Required action:
Apart from the pictures, every line below is to be set down exactly.

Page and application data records
######
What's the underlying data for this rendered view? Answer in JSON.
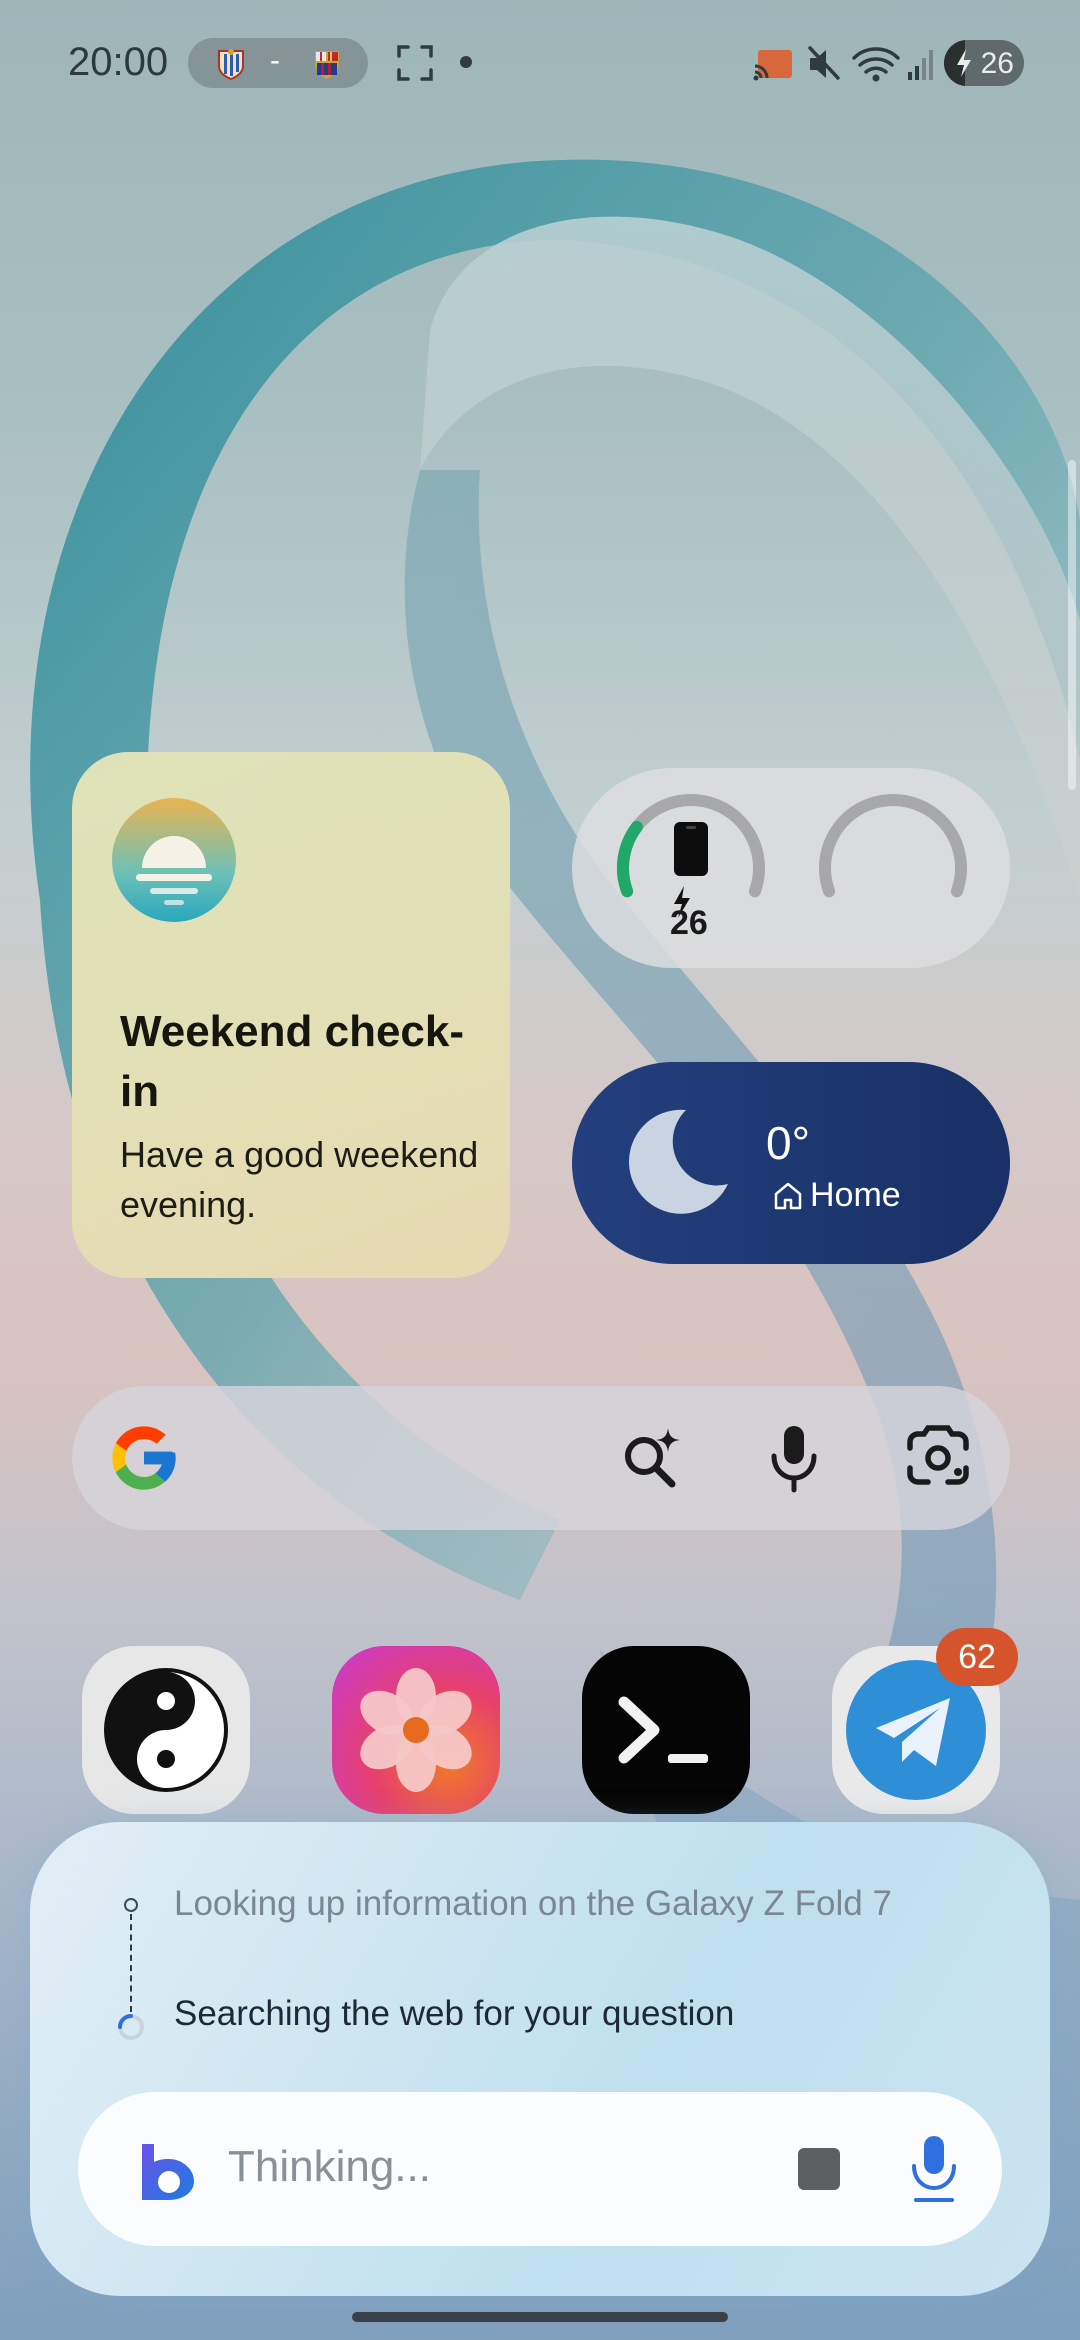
{
  "status_bar": {
    "time": "20:00",
    "live_score": {
      "separator": "-",
      "team_home_icon": "espanyol-crest-icon",
      "team_away_icon": "barcelona-crest-icon"
    },
    "icons": [
      "fullscreen-icon",
      "notification-dot-icon",
      "cast-icon",
      "mute-icon",
      "wifi-icon",
      "signal-icon",
      "battery-charging-icon"
    ],
    "battery_level": "26",
    "battery_fraction": 0.26
  },
  "widgets": {
    "checkin": {
      "icon": "sunset-icon",
      "title": "Weekend check-in",
      "body": "Have a good weekend evening.",
      "colors": {
        "background": "#e0e0b6"
      }
    },
    "battery": {
      "level": "26",
      "level_fraction": 0.26,
      "icons": [
        "phone-icon",
        "charging-bolt-icon"
      ],
      "colors": {
        "arc": "#1fa86a",
        "track": "#a8a8aa"
      }
    },
    "weather": {
      "icon": "moon-icon",
      "temperature": "0°",
      "location": "Home",
      "colors": {
        "background": "#1f3a74"
      }
    }
  },
  "search_bar": {
    "icons": [
      "google-g-icon",
      "ai-search-icon",
      "mic-icon",
      "google-lens-icon"
    ]
  },
  "dock_apps": [
    {
      "icon": "yin-yang-icon"
    },
    {
      "icon": "gallery-flower-icon"
    },
    {
      "icon": "terminal-icon"
    },
    {
      "icon": "telegram-icon",
      "badge": "62"
    }
  ],
  "assistant": {
    "steps": [
      {
        "text": "Looking up information on the Galaxy Z Fold 7",
        "state": "done"
      },
      {
        "text": "Searching the web for your question",
        "state": "in-progress"
      }
    ],
    "input_placeholder": "Thinking...",
    "icons": [
      "bixby-icon",
      "stop-icon",
      "mic-icon"
    ],
    "colors": {
      "accent": "#2f6fe0"
    }
  }
}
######
Expected output:
What's the underlying data for this rendered view? Answer in JSON.
{
  "status_bar": {
    "time": "20:00",
    "live_score": {
      "separator": "-",
      "team_home_icon": "espanyol-crest-icon",
      "team_away_icon": "barcelona-crest-icon"
    },
    "icons": [
      "fullscreen-icon",
      "notification-dot-icon",
      "cast-icon",
      "mute-icon",
      "wifi-icon",
      "signal-icon",
      "battery-charging-icon"
    ],
    "battery_level": "26",
    "battery_fraction": 0.26
  },
  "widgets": {
    "checkin": {
      "icon": "sunset-icon",
      "title": "Weekend check-in",
      "body": "Have a good weekend evening.",
      "colors": {
        "background": "#e0e0b6"
      }
    },
    "battery": {
      "level": "26",
      "level_fraction": 0.26,
      "icons": [
        "phone-icon",
        "charging-bolt-icon"
      ],
      "colors": {
        "arc": "#1fa86a",
        "track": "#a8a8aa"
      }
    },
    "weather": {
      "icon": "moon-icon",
      "temperature": "0°",
      "location": "Home",
      "colors": {
        "background": "#1f3a74"
      }
    }
  },
  "search_bar": {
    "icons": [
      "google-g-icon",
      "ai-search-icon",
      "mic-icon",
      "google-lens-icon"
    ]
  },
  "dock_apps": [
    {
      "icon": "yin-yang-icon"
    },
    {
      "icon": "gallery-flower-icon"
    },
    {
      "icon": "terminal-icon"
    },
    {
      "icon": "telegram-icon",
      "badge": "62"
    }
  ],
  "assistant": {
    "steps": [
      {
        "text": "Looking up information on the Galaxy Z Fold 7",
        "state": "done"
      },
      {
        "text": "Searching the web for your question",
        "state": "in-progress"
      }
    ],
    "input_placeholder": "Thinking...",
    "icons": [
      "bixby-icon",
      "stop-icon",
      "mic-icon"
    ],
    "colors": {
      "accent": "#2f6fe0"
    }
  }
}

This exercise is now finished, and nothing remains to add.